European Jobs Monitor
13 Mar 2013 - 29 Oct 2019
This series brings together publications and other outputs of the European Jobs Monitor (EJM), which tracks structural change in European labour markets. The EJM analyses shifts in the employment structure in the EU in terms of occupation and sector and gives a qualitative assessment of these shifts using various proxies of job quality – wages, skill-levels, etc.
Displaying 1 - 7 of 7
- Report | 07 Říjen 2019
Accumulating evidence indicates that large metropolitan centres are faring much better than other regions within the Member States of the EU. Such interregional inequality contributes to disenchantment with existing political systems, which in turn can weaken the social bonds that ground democratic systems. This is the context for the 2019 edition of the European Jobs Monitor, which analyses shifts in the employment structure – meaning change in the distribution of employment across occupations and sectors – of the EU regions.
- Report | 26 Červen 2017
In 2016, somewhat later than in other developed economies, the EU recovered all the net employment losses sustained since the global financial crisis.
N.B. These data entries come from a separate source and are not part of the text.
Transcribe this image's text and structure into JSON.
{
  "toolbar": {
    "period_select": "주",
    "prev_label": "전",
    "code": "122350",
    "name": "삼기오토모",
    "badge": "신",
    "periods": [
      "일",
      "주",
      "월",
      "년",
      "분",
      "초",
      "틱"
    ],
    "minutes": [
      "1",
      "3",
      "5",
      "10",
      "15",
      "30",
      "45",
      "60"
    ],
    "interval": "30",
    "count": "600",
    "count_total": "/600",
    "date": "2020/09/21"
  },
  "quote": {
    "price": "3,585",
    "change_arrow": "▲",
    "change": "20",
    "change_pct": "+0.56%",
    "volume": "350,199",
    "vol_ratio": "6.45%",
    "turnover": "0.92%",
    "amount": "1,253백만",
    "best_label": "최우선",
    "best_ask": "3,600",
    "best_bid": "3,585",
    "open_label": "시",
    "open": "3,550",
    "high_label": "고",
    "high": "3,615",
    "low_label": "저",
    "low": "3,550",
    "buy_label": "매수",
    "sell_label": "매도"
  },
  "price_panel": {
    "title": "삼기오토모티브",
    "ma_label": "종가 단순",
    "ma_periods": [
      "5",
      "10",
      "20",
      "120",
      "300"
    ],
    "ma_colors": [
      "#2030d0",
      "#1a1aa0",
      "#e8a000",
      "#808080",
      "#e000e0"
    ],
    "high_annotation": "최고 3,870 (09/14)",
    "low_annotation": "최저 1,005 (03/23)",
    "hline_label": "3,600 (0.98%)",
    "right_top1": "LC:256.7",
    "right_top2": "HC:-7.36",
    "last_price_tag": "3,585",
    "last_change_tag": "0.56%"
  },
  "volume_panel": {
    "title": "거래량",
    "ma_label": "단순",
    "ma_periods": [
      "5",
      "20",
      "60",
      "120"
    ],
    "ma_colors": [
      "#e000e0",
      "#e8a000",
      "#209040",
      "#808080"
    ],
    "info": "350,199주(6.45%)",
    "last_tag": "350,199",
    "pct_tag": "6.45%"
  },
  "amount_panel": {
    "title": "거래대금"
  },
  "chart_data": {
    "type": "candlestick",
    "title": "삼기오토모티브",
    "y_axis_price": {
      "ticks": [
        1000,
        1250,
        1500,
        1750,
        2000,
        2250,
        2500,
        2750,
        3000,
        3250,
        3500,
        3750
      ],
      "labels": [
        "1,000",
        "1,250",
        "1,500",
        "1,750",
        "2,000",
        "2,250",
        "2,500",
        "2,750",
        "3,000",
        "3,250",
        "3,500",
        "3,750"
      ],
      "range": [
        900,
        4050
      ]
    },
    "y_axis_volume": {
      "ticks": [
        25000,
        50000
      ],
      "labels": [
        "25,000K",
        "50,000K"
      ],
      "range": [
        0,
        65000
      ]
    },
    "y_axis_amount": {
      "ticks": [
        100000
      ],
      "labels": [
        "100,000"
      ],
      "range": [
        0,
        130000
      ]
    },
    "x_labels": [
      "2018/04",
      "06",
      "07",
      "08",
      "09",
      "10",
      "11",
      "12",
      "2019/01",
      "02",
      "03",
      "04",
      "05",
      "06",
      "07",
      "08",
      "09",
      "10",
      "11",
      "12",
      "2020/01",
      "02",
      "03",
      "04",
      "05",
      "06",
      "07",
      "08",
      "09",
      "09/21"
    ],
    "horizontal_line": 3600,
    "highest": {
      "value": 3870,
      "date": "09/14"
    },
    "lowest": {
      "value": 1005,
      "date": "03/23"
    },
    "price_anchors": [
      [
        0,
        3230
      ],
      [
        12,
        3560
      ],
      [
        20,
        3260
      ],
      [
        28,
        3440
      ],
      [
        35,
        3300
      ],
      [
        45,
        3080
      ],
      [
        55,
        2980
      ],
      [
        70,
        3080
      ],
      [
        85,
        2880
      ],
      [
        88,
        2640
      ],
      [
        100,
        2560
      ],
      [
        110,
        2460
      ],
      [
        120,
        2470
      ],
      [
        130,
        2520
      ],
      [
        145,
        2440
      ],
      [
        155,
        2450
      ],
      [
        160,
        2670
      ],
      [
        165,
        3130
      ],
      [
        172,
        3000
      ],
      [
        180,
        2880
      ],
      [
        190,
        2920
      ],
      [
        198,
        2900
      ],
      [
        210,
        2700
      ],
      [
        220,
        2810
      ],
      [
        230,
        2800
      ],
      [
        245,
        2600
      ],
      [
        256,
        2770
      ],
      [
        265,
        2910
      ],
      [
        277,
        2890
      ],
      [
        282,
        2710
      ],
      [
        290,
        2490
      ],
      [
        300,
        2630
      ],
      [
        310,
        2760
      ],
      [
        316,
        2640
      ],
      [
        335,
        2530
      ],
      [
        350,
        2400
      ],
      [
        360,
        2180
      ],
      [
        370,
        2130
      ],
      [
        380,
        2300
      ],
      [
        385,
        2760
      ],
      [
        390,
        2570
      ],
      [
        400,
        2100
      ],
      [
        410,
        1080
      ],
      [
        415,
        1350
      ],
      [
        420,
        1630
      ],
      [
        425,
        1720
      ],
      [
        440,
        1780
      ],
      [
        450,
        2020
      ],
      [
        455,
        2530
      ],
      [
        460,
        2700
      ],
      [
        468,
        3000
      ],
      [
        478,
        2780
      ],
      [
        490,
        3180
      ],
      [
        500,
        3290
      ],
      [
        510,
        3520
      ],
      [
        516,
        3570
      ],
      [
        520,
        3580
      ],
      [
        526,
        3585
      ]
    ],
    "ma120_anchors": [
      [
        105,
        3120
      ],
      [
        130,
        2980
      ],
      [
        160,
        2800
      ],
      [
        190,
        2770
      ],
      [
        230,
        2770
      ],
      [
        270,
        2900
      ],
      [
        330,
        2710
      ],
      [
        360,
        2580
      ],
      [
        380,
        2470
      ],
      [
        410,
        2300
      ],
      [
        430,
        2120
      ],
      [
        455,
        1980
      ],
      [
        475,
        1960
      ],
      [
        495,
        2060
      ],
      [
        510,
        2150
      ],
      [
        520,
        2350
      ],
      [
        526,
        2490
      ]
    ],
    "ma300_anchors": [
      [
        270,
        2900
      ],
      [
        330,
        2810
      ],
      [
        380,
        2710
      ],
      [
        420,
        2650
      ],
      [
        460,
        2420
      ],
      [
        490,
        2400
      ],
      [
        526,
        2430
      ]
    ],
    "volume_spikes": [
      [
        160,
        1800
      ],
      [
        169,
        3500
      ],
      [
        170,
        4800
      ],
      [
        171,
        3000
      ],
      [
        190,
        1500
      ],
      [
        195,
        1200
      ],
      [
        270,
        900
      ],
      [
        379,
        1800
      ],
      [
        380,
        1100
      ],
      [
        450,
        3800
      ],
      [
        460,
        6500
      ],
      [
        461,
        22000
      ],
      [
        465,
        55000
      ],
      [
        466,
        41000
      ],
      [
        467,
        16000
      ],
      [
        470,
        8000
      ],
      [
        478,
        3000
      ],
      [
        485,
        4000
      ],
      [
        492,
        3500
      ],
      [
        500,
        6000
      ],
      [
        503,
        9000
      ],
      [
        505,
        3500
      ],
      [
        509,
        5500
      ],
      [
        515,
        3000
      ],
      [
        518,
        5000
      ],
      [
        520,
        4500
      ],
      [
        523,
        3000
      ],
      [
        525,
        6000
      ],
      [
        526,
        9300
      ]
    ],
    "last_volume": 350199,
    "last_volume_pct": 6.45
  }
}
Employment growth since 2013 has been only modestly skewed towards well-paid jobs; growth has been robust in low-paid and mid-paid jobs too. Newer jobs are increasingly likely to be full time rather than part time. Part 1 of this sixth annual European Jobs Monitor report takes a detailed look at shifts in employment at Member State and EU levels from 2011 Q2 to 2016 Q2. Part 2 examines the role that occupations play in structuring European wage inequality.
- Report | 20 Červen 2016
The European Jobs Monitor 2016 looks at 2011 Q2–2015 Q2 employment shifts at Member State and aggregate EU level. A ‘jobs-based’ approach is used to describe employment shifts quantitatively (how many jobs were created or destroyed) and qualitatively (what kinds of jobs). It also introduces a new set of indicators on the task content, methods and tools used at work.
Upgrading or polarisation? Long-term and global shifts in the employment structure: European Jobs Monitor 2015Report | 09 Červenec 2015
Europe has begun to emerge from the prolonged slump caused by the global financial crisis in 2008 and exacerbated by the euro zone single-currency crisis in 2010–2011. In the last year, aggregate employment levels have risen faster than at any time since 2008. This, the fourth annual European Jobs Monitor report, looks in detail at shifts in the employment structure at Member State and aggregate EU level over 2011–2014. The objective is to assess the extent to which recent shifts are polarising, arising from a decline in mid-paid jobs, or upgrading as a result of growth in high-paid jobs.
- Report | 07 Červenec 2014
This report looks in detail at recent shifts in the employment structure at Member State and EU level, examining the main sectors and occupations that have contributed to job loss and job growth. It finds, for example, that in 2011–2013, the majority of net employment losses continued to occur in middle-paid and low-to-middle-paid jobs in construction and manufacturing. Employment growth remained resilient in high-paid, high-skilled jobs, and knowledge-intensive services have been the main source of this growth. The report also examines some of the likely drivers behind the changing employment structure: technological change, globalisation and labour market institutions.
- Report | 13 Březen 2013
This report describes recent structural shifts in employment in European labour markets before, during and after the 2008–2009 recession. It finds that employment destruction across Europe in the recession was strongly polarising in terms of the wage structure, while there was less polarisation in 2010–2012. A jobs based approach identifies how net employment shifts at Member State and EU level have been distributed across jobs in different quintiles of the wage distribution.
Working papersDisplaying 1 - 2 of 2